(Instructions to follow): Search the material for "JSON" and copy each line in which it is found.
# # # #
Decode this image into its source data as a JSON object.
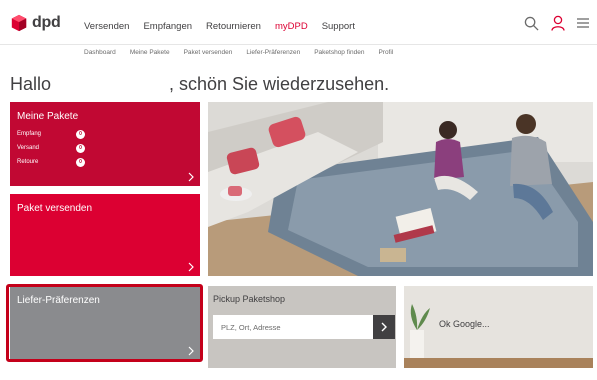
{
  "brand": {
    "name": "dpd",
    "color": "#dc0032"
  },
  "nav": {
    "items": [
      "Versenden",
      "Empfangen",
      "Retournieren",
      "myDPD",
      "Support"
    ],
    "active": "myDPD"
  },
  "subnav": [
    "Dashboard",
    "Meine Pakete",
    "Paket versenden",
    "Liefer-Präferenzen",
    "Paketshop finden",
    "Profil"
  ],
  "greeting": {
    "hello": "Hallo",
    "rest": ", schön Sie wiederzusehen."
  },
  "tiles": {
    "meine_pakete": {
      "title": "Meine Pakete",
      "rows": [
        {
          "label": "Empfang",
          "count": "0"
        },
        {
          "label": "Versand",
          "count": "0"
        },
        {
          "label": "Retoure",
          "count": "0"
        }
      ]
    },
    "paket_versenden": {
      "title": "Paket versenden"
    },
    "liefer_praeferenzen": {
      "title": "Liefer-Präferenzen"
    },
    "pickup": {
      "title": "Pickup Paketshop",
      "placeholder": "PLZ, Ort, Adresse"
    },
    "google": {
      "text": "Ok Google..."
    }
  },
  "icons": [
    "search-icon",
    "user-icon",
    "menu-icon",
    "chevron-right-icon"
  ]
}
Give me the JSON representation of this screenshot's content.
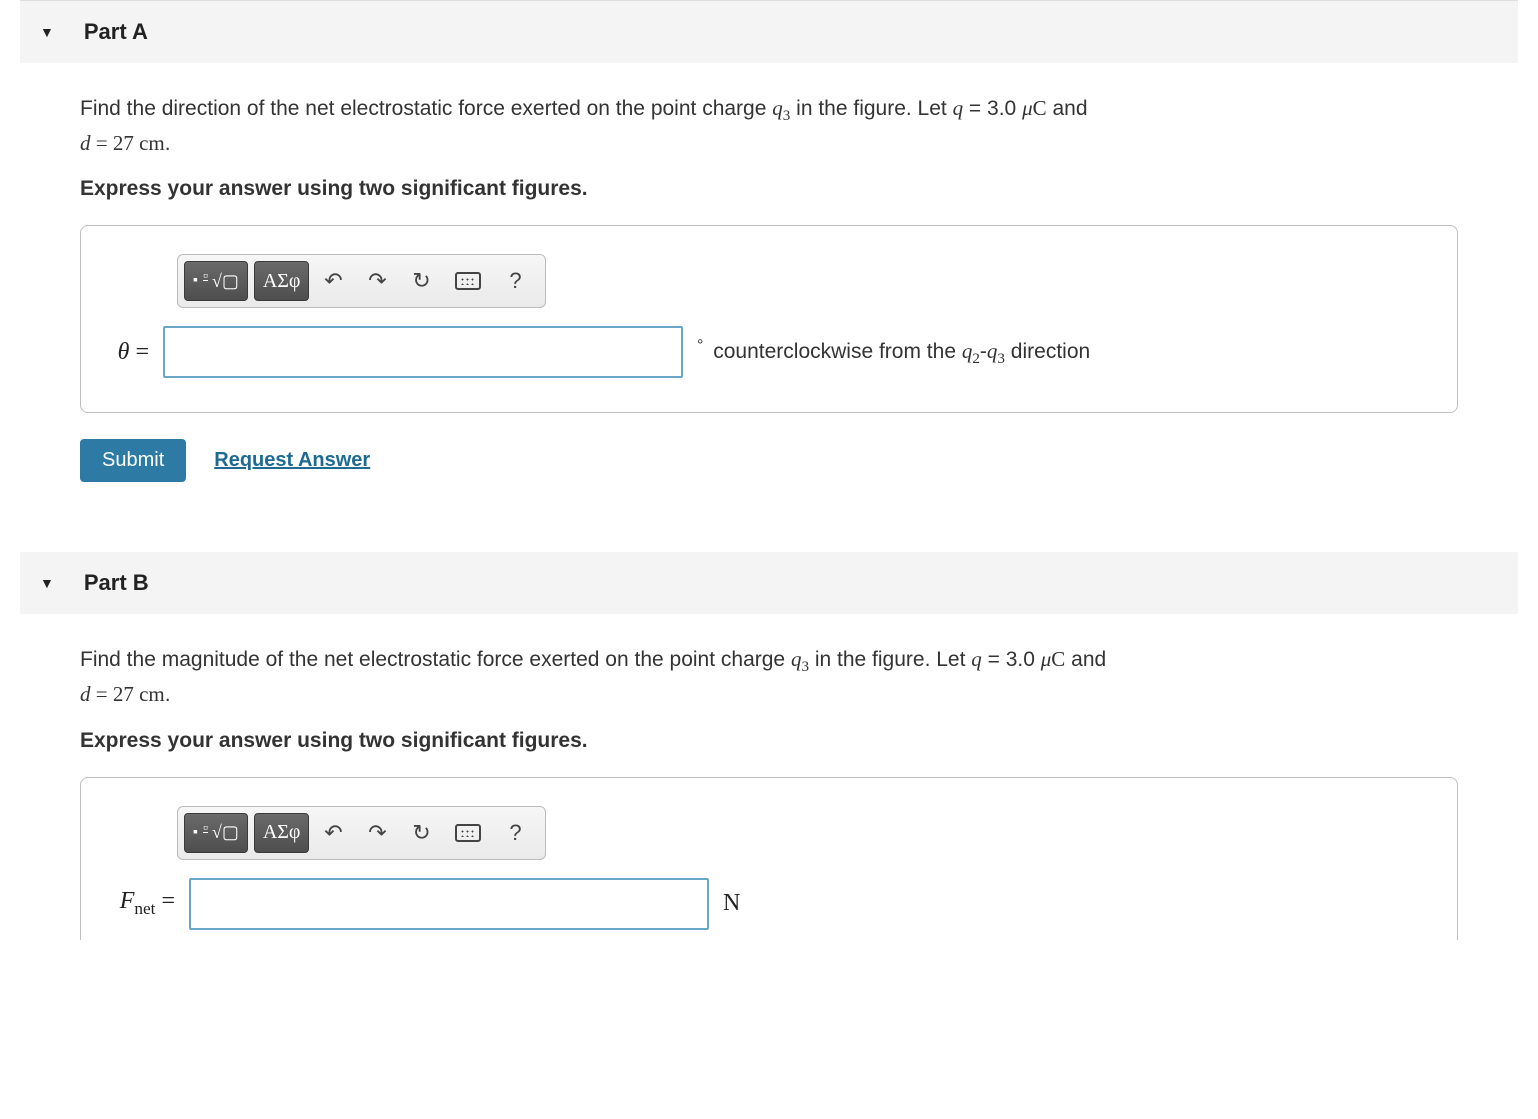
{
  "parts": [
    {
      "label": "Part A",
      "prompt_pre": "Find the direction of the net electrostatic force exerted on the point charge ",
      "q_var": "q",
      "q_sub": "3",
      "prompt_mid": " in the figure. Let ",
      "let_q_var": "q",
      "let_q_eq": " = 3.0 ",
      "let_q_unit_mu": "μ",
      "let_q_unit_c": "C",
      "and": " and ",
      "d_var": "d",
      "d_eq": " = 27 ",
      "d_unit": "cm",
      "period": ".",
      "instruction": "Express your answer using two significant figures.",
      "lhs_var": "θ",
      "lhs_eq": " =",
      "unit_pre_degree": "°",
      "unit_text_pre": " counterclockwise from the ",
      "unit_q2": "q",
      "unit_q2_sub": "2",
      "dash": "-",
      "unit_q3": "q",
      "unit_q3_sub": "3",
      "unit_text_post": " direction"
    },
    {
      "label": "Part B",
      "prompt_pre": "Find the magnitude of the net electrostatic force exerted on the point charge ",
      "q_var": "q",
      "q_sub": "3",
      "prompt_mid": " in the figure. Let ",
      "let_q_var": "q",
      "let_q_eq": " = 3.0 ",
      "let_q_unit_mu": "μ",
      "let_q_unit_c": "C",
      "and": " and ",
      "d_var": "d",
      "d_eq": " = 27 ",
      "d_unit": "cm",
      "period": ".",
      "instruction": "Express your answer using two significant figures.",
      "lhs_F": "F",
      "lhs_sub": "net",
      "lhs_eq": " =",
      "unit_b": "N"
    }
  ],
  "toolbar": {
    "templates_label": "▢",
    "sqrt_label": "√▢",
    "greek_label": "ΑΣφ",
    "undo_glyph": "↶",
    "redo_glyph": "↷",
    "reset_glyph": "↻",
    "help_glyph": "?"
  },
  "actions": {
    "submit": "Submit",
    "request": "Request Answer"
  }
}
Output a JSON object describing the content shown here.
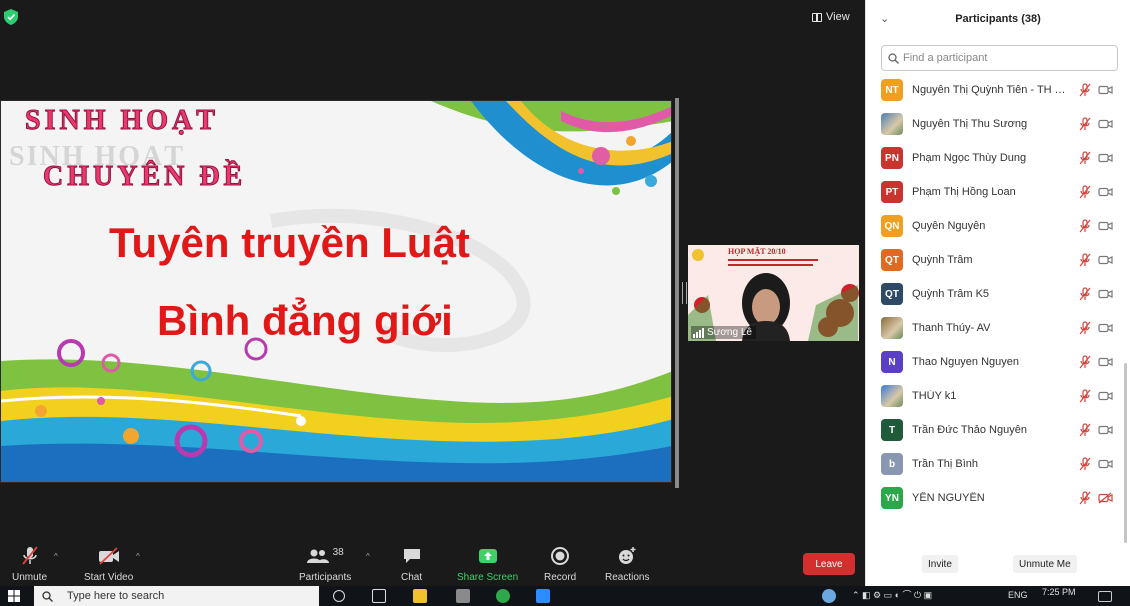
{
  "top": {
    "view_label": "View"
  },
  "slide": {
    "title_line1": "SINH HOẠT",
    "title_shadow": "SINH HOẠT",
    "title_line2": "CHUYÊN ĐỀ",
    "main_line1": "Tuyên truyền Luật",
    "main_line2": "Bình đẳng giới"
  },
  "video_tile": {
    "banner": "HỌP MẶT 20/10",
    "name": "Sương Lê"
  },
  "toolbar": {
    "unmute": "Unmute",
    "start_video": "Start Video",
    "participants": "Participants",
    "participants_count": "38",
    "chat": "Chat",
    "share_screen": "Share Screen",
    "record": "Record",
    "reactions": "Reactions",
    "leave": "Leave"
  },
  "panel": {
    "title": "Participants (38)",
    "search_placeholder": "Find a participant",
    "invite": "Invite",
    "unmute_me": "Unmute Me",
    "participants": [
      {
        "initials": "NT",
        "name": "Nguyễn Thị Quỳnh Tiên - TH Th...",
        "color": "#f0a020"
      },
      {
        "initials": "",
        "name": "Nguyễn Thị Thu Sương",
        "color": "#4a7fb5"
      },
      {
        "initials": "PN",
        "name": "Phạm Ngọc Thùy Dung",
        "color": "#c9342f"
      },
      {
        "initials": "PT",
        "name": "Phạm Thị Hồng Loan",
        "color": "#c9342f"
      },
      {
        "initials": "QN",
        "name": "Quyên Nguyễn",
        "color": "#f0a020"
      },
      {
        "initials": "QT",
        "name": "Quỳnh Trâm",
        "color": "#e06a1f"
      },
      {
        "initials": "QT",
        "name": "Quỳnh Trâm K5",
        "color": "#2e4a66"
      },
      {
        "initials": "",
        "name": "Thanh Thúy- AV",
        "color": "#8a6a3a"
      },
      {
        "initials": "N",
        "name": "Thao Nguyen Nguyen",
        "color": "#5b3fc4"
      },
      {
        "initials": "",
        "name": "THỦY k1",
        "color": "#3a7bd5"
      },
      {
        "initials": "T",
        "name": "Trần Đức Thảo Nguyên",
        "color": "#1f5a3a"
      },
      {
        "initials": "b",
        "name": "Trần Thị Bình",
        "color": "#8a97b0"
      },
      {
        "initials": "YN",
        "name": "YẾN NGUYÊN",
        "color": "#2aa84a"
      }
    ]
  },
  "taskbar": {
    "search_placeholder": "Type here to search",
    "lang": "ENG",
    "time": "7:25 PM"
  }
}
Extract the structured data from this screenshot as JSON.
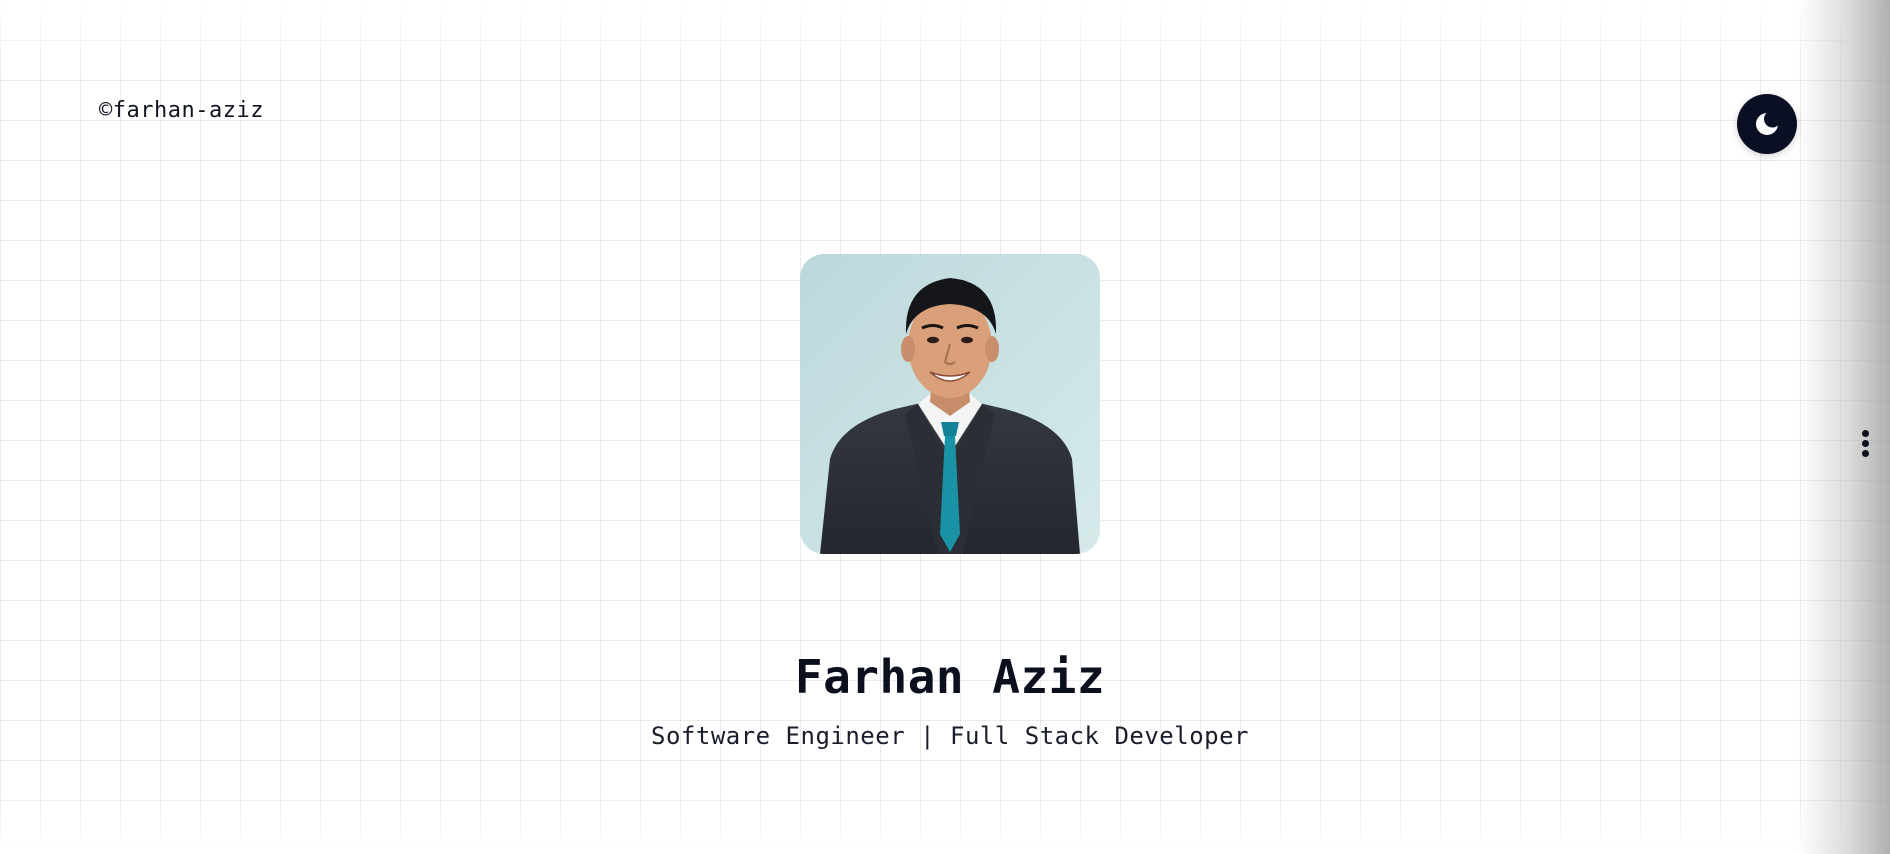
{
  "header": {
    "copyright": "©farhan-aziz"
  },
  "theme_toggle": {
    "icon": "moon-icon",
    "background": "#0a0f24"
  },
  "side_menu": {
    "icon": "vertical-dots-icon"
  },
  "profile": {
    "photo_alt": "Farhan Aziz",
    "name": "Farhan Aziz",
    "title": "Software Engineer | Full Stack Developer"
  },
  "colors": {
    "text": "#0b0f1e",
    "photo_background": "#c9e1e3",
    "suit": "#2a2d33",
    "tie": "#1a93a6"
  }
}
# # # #
(Answer to the exercise):
Decode this image into its source data as a JSON object.
Give me the JSON representation of this screenshot's content.
Output a JSON object describing the content shown here.
Extract the structured data from this screenshot as JSON.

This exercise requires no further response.